▼
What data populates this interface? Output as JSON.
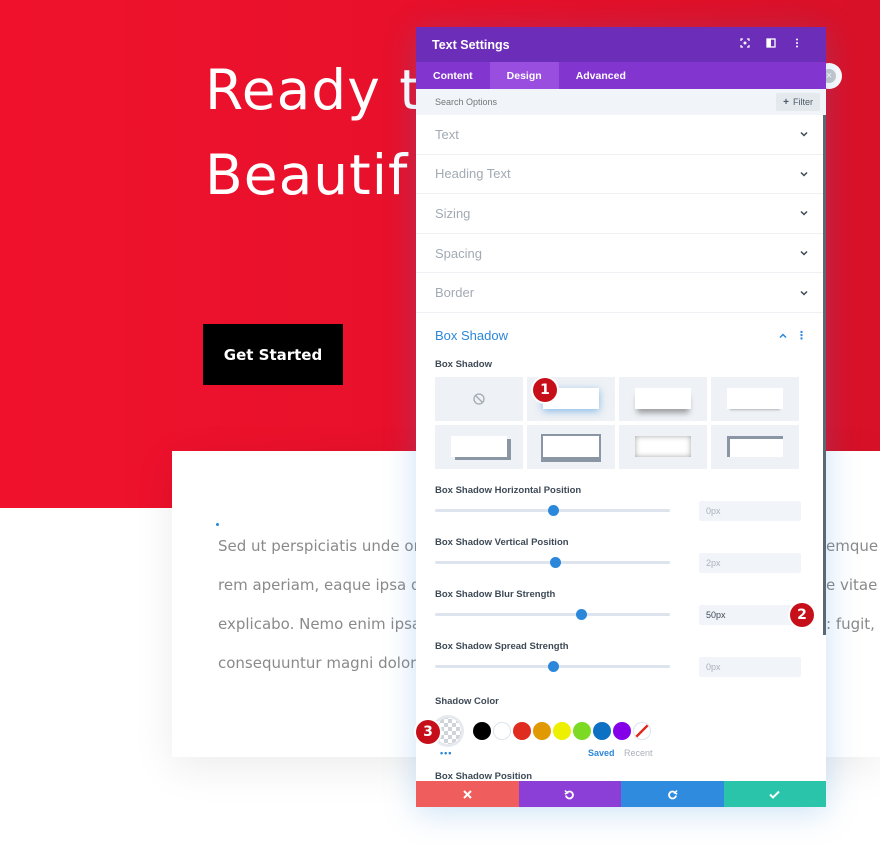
{
  "hero": {
    "title_line1": "Ready t",
    "title_line2": "Beautif",
    "cta_label": "Get Started"
  },
  "card": {
    "lines_left": [
      "Sed ut perspiciatis unde or",
      "rem aperiam, eaque ipsa q",
      "explicabo. Nemo enim ipsa",
      "consequuntur magni dolore"
    ],
    "lines_right": [
      "emque",
      "e vitae c",
      ": fugit, s"
    ]
  },
  "modal": {
    "title": "Text Settings",
    "header_icons": [
      "focus-icon",
      "split-view-icon",
      "more-icon"
    ],
    "tabs": [
      {
        "label": "Content"
      },
      {
        "label": "Design"
      },
      {
        "label": "Advanced"
      }
    ],
    "active_tab": "Design",
    "search_placeholder": "Search Options",
    "filter_label": "Filter",
    "sections": [
      {
        "label": "Text"
      },
      {
        "label": "Heading Text"
      },
      {
        "label": "Sizing"
      },
      {
        "label": "Spacing"
      },
      {
        "label": "Border"
      }
    ],
    "open_section": {
      "label": "Box Shadow",
      "preset_label": "Box Shadow",
      "sliders": [
        {
          "label": "Box Shadow Horizontal Position",
          "value": "0px",
          "level": 0.5
        },
        {
          "label": "Box Shadow Vertical Position",
          "value": "2px",
          "level": 0.51
        },
        {
          "label": "Box Shadow Blur Strength",
          "value": "50px",
          "level": 0.62
        },
        {
          "label": "Box Shadow Spread Strength",
          "value": "0px",
          "level": 0.5
        }
      ],
      "color_label": "Shadow Color",
      "swatches": [
        "#000000",
        "#ffffff",
        "#e02b20",
        "#e09900",
        "#edf000",
        "#7cda24",
        "#0c71c3",
        "#8300e9"
      ],
      "saved_label": "Saved",
      "recent_label": "Recent",
      "next_label": "Box Shadow Position"
    },
    "footer_colors": [
      "#ef5d5c",
      "#8b3fd6",
      "#2f8bdd",
      "#29c4a9"
    ]
  },
  "badges": [
    "1",
    "2",
    "3"
  ]
}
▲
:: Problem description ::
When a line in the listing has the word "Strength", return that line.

:: Exercise answer ::
          "label": "Box Shadow Blur Strength",
          "label": "Box Shadow Spread Strength",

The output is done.